§ Work order
Set down the entries again word for word, without any of the images.
══════════════════════════════
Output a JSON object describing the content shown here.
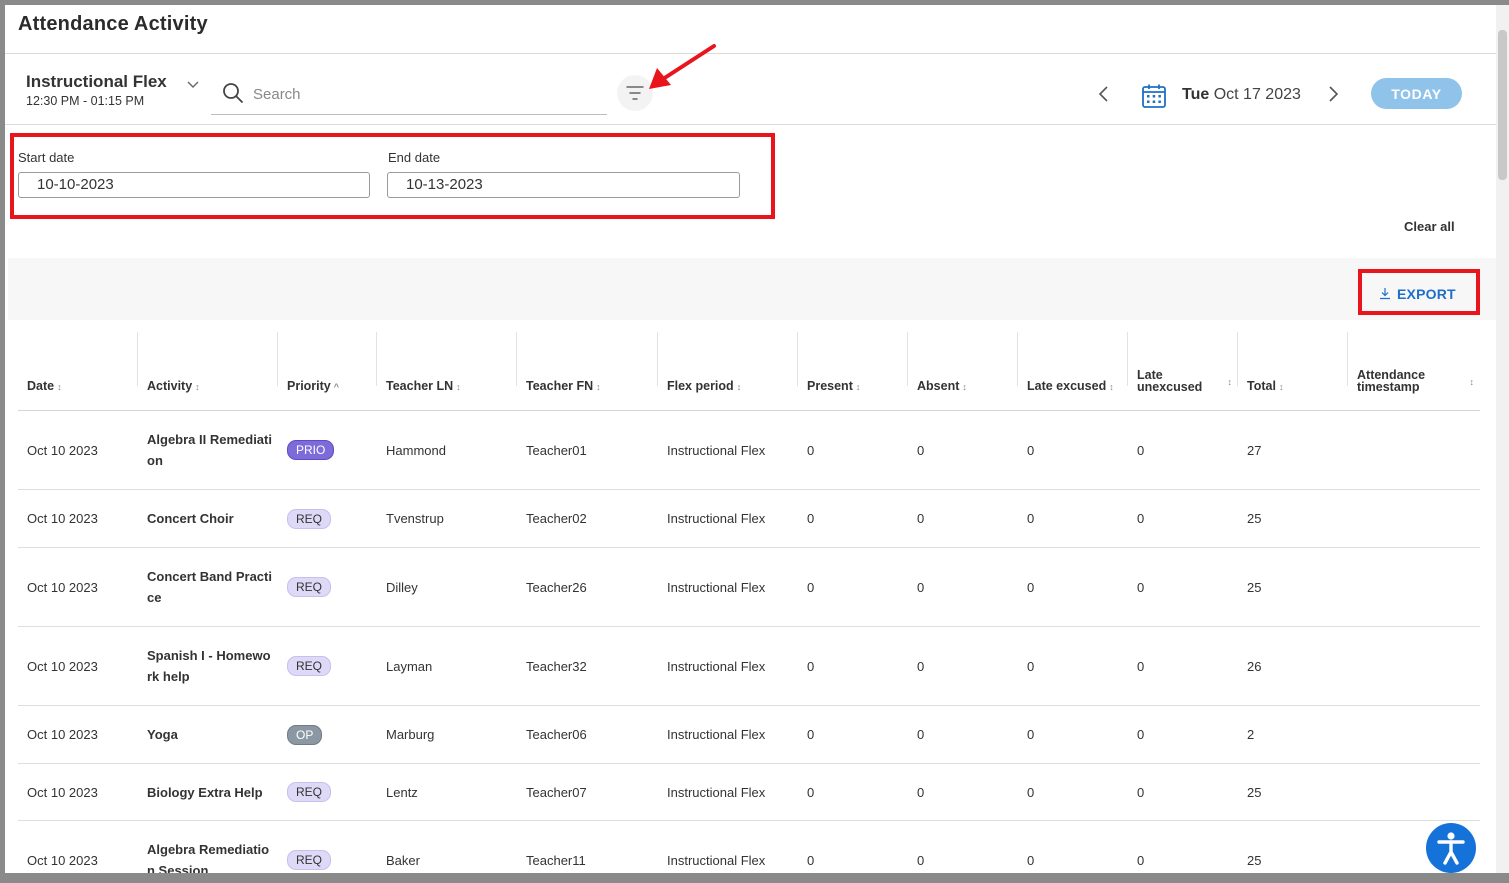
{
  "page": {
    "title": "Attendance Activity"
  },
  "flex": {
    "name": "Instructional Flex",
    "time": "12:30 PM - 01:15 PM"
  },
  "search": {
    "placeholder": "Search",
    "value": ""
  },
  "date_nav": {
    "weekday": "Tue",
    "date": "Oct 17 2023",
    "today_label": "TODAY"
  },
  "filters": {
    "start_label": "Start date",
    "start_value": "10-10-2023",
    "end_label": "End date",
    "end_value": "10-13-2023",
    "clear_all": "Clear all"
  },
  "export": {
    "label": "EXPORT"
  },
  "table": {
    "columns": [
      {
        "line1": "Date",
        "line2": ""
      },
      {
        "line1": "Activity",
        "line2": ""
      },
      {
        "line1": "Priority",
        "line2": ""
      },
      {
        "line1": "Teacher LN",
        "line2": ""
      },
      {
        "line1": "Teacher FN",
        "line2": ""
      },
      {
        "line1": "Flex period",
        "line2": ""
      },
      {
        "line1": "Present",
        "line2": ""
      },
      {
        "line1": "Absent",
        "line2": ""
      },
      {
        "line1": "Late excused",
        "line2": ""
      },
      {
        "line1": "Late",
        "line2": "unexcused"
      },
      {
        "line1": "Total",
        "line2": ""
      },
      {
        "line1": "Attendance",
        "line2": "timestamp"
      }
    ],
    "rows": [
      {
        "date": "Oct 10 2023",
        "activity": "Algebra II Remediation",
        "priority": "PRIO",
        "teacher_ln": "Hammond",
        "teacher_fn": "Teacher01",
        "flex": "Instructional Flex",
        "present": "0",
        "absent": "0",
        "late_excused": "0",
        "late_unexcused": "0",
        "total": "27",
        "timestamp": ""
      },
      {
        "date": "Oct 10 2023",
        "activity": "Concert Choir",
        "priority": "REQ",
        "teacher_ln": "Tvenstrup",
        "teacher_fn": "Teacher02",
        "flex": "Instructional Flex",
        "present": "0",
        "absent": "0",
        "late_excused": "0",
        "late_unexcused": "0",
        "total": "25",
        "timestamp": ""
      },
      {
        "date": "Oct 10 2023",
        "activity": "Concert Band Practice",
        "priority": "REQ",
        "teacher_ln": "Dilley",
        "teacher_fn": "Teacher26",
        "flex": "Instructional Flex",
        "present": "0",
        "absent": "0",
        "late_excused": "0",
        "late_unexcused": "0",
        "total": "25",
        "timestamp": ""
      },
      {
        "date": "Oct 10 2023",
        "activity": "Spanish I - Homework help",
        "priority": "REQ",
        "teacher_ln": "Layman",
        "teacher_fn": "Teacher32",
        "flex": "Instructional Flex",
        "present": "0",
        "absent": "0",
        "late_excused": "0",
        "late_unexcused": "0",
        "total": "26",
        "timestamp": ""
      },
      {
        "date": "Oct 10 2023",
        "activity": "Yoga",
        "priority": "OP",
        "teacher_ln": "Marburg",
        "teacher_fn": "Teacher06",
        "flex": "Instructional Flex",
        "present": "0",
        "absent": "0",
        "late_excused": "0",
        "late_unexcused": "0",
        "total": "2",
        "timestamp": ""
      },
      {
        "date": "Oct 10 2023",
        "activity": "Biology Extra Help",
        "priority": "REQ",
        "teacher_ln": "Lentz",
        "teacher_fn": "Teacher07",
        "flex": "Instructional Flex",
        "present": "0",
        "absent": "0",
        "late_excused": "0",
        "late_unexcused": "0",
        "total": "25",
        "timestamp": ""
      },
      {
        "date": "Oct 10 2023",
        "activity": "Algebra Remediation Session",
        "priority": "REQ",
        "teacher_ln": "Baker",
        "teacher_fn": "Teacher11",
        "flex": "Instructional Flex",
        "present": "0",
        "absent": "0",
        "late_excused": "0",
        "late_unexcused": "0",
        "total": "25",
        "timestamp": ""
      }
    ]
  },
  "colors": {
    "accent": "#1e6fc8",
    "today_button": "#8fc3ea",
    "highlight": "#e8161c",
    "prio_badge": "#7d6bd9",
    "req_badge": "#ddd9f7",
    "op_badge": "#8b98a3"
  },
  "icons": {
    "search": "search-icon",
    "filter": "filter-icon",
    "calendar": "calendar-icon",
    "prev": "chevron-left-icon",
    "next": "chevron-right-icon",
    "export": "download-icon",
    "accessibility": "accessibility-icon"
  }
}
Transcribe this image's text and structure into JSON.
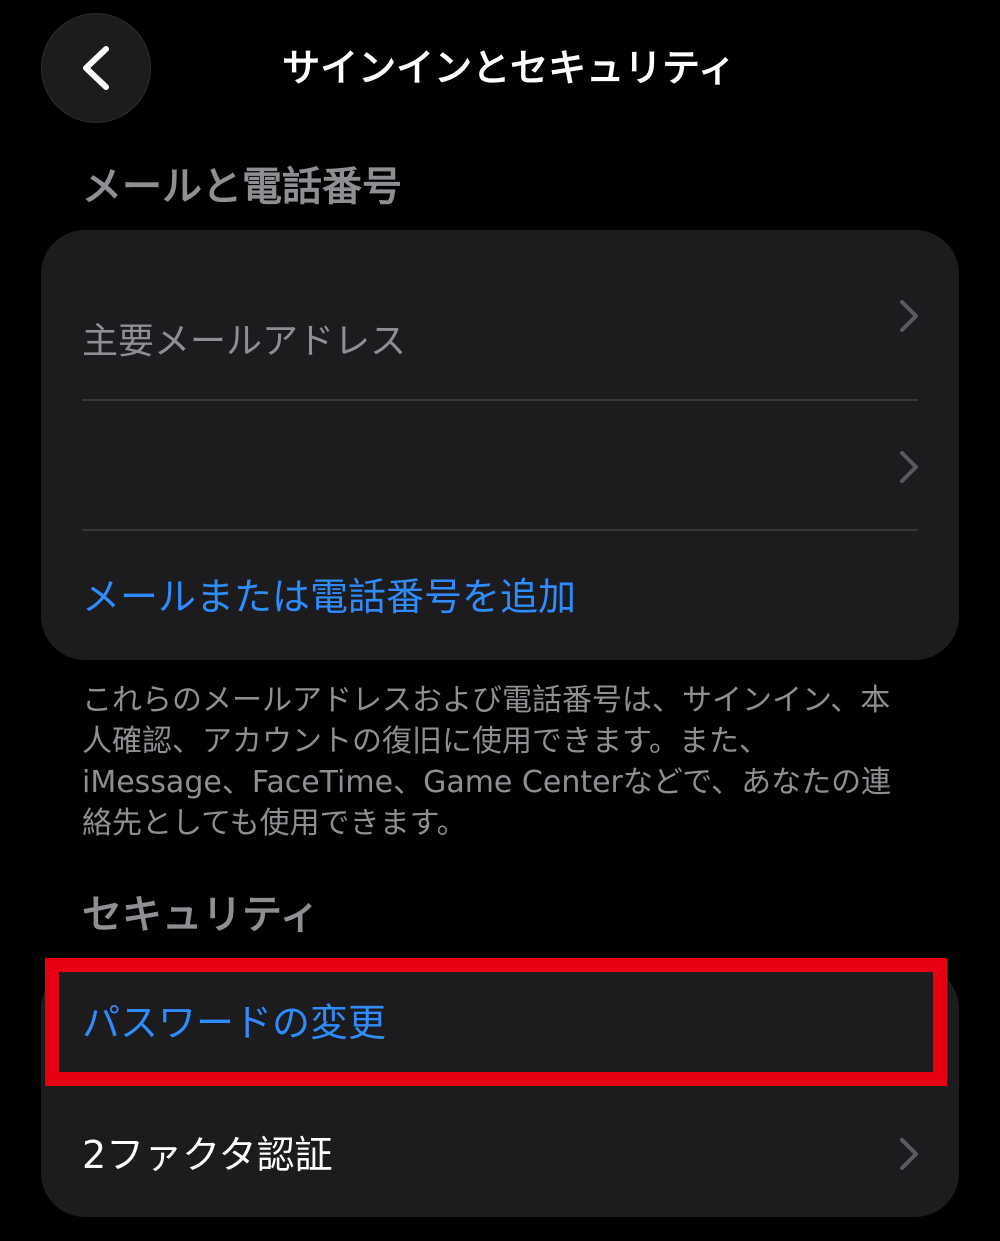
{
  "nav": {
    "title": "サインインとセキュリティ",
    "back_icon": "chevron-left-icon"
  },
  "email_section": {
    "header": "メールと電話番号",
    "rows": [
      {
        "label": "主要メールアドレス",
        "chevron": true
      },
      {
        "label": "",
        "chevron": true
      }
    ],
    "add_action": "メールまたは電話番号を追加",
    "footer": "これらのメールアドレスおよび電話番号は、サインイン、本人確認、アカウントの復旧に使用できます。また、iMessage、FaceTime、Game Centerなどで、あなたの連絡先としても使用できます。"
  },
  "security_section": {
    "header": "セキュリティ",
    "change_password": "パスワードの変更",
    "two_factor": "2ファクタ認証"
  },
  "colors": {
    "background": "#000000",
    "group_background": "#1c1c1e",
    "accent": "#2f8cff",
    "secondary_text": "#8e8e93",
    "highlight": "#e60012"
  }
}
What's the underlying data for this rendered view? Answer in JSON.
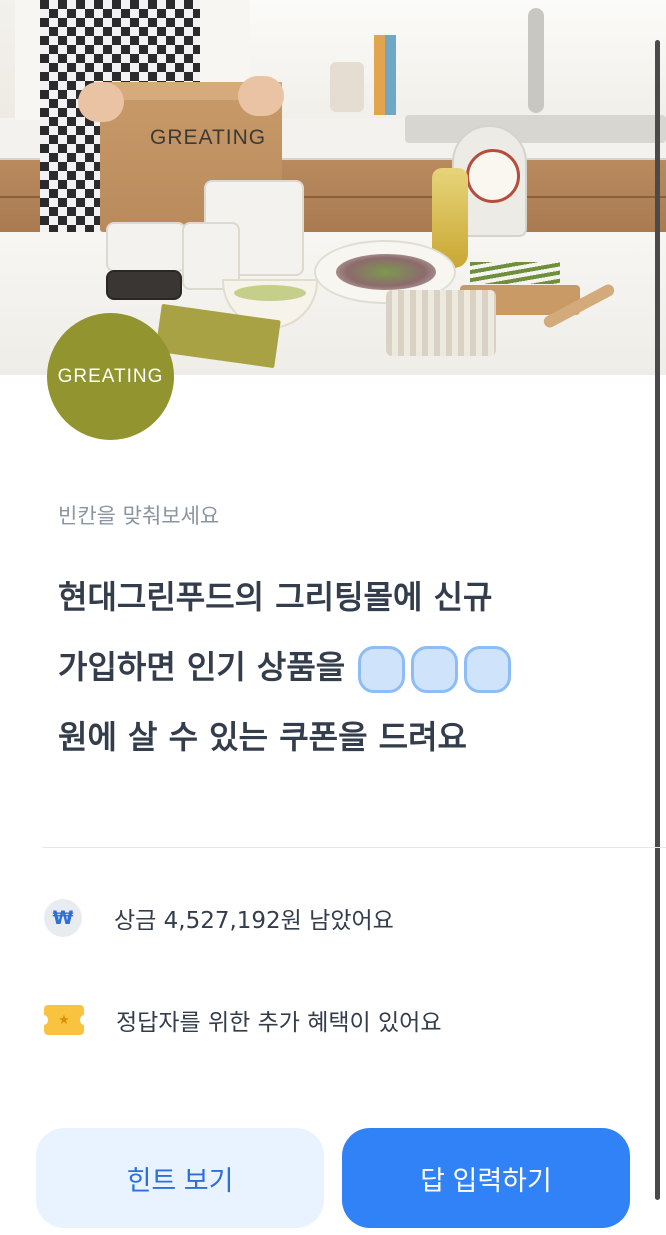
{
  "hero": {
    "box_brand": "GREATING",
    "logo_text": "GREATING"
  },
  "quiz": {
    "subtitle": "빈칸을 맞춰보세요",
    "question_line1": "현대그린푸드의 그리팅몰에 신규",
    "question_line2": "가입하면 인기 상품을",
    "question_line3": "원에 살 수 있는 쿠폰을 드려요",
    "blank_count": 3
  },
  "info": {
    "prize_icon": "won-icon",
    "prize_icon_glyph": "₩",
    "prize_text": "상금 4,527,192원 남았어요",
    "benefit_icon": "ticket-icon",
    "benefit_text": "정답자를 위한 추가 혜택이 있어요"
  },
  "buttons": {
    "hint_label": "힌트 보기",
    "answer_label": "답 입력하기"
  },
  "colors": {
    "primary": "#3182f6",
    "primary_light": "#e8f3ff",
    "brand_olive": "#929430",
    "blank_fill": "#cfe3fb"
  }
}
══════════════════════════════
§ Exercise answer
Output a JSON object describing the content shown here.
{
  "page": {
    "title": "Attendance Activity"
  },
  "flex": {
    "name": "Instructional Flex",
    "time": "12:30 PM - 01:15 PM"
  },
  "search": {
    "placeholder": "Search",
    "value": ""
  },
  "date_nav": {
    "weekday": "Tue",
    "date": "Oct 17 2023",
    "today_label": "TODAY"
  },
  "filters": {
    "start_label": "Start date",
    "start_value": "10-10-2023",
    "end_label": "End date",
    "end_value": "10-13-2023",
    "clear_all": "Clear all"
  },
  "export": {
    "label": "EXPORT"
  },
  "table": {
    "columns": [
      {
        "line1": "Date",
        "line2": ""
      },
      {
        "line1": "Activity",
        "line2": ""
      },
      {
        "line1": "Priority",
        "line2": ""
      },
      {
        "line1": "Teacher LN",
        "line2": ""
      },
      {
        "line1": "Teacher FN",
        "line2": ""
      },
      {
        "line1": "Flex period",
        "line2": ""
      },
      {
        "line1": "Present",
        "line2": ""
      },
      {
        "line1": "Absent",
        "line2": ""
      },
      {
        "line1": "Late excused",
        "line2": ""
      },
      {
        "line1": "Late",
        "line2": "unexcused"
      },
      {
        "line1": "Total",
        "line2": ""
      },
      {
        "line1": "Attendance",
        "line2": "timestamp"
      }
    ],
    "rows": [
      {
        "date": "Oct 10 2023",
        "activity": "Algebra II Remediation",
        "priority": "PRIO",
        "teacher_ln": "Hammond",
        "teacher_fn": "Teacher01",
        "flex": "Instructional Flex",
        "present": "0",
        "absent": "0",
        "late_excused": "0",
        "late_unexcused": "0",
        "total": "27",
        "timestamp": ""
      },
      {
        "date": "Oct 10 2023",
        "activity": "Concert Choir",
        "priority": "REQ",
        "teacher_ln": "Tvenstrup",
        "teacher_fn": "Teacher02",
        "flex": "Instructional Flex",
        "present": "0",
        "absent": "0",
        "late_excused": "0",
        "late_unexcused": "0",
        "total": "25",
        "timestamp": ""
      },
      {
        "date": "Oct 10 2023",
        "activity": "Concert Band Practice",
        "priority": "REQ",
        "teacher_ln": "Dilley",
        "teacher_fn": "Teacher26",
        "flex": "Instructional Flex",
        "present": "0",
        "absent": "0",
        "late_excused": "0",
        "late_unexcused": "0",
        "total": "25",
        "timestamp": ""
      },
      {
        "date": "Oct 10 2023",
        "activity": "Spanish I - Homework help",
        "priority": "REQ",
        "teacher_ln": "Layman",
        "teacher_fn": "Teacher32",
        "flex": "Instructional Flex",
        "present": "0",
        "absent": "0",
        "late_excused": "0",
        "late_unexcused": "0",
        "total": "26",
        "timestamp": ""
      },
      {
        "date": "Oct 10 2023",
        "activity": "Yoga",
        "priority": "OP",
        "teacher_ln": "Marburg",
        "teacher_fn": "Teacher06",
        "flex": "Instructional Flex",
        "present": "0",
        "absent": "0",
        "late_excused": "0",
        "late_unexcused": "0",
        "total": "2",
        "timestamp": ""
      },
      {
        "date": "Oct 10 2023",
        "activity": "Biology Extra Help",
        "priority": "REQ",
        "teacher_ln": "Lentz",
        "teacher_fn": "Teacher07",
        "flex": "Instructional Flex",
        "present": "0",
        "absent": "0",
        "late_excused": "0",
        "late_unexcused": "0",
        "total": "25",
        "timestamp": ""
      },
      {
        "date": "Oct 10 2023",
        "activity": "Algebra Remediation Session",
        "priority": "REQ",
        "teacher_ln": "Baker",
        "teacher_fn": "Teacher11",
        "flex": "Instructional Flex",
        "present": "0",
        "absent": "0",
        "late_excused": "0",
        "late_unexcused": "0",
        "total": "25",
        "timestamp": ""
      }
    ]
  },
  "colors": {
    "accent": "#1e6fc8",
    "today_button": "#8fc3ea",
    "highlight": "#e8161c",
    "prio_badge": "#7d6bd9",
    "req_badge": "#ddd9f7",
    "op_badge": "#8b98a3"
  },
  "icons": {
    "search": "search-icon",
    "filter": "filter-icon",
    "calendar": "calendar-icon",
    "prev": "chevron-left-icon",
    "next": "chevron-right-icon",
    "export": "download-icon",
    "accessibility": "accessibility-icon"
  }
}
Transcribe this image's text and structure into JSON.
{
  "nav": {
    "title": "サインインとセキュリティ",
    "back_icon": "chevron-left-icon"
  },
  "email_section": {
    "header": "メールと電話番号",
    "rows": [
      {
        "label": "主要メールアドレス",
        "chevron": true
      },
      {
        "label": "",
        "chevron": true
      }
    ],
    "add_action": "メールまたは電話番号を追加",
    "footer": "これらのメールアドレスおよび電話番号は、サインイン、本人確認、アカウントの復旧に使用できます。また、iMessage、FaceTime、Game Centerなどで、あなたの連絡先としても使用できます。"
  },
  "security_section": {
    "header": "セキュリティ",
    "change_password": "パスワードの変更",
    "two_factor": "2ファクタ認証"
  },
  "colors": {
    "background": "#000000",
    "group_background": "#1c1c1e",
    "accent": "#2f8cff",
    "secondary_text": "#8e8e93",
    "highlight": "#e60012"
  }
}
What's the underlying data for this rendered view? Answer in JSON.
{
  "hero": {
    "box_brand": "GREATING",
    "logo_text": "GREATING"
  },
  "quiz": {
    "subtitle": "빈칸을 맞춰보세요",
    "question_line1": "현대그린푸드의 그리팅몰에 신규",
    "question_line2": "가입하면 인기 상품을",
    "question_line3": "원에 살 수 있는 쿠폰을 드려요",
    "blank_count": 3
  },
  "info": {
    "prize_icon": "won-icon",
    "prize_icon_glyph": "₩",
    "prize_text": "상금 4,527,192원 남았어요",
    "benefit_icon": "ticket-icon",
    "benefit_text": "정답자를 위한 추가 혜택이 있어요"
  },
  "buttons": {
    "hint_label": "힌트 보기",
    "answer_label": "답 입력하기"
  },
  "colors": {
    "primary": "#3182f6",
    "primary_light": "#e8f3ff",
    "brand_olive": "#929430",
    "blank_fill": "#cfe3fb"
  }
}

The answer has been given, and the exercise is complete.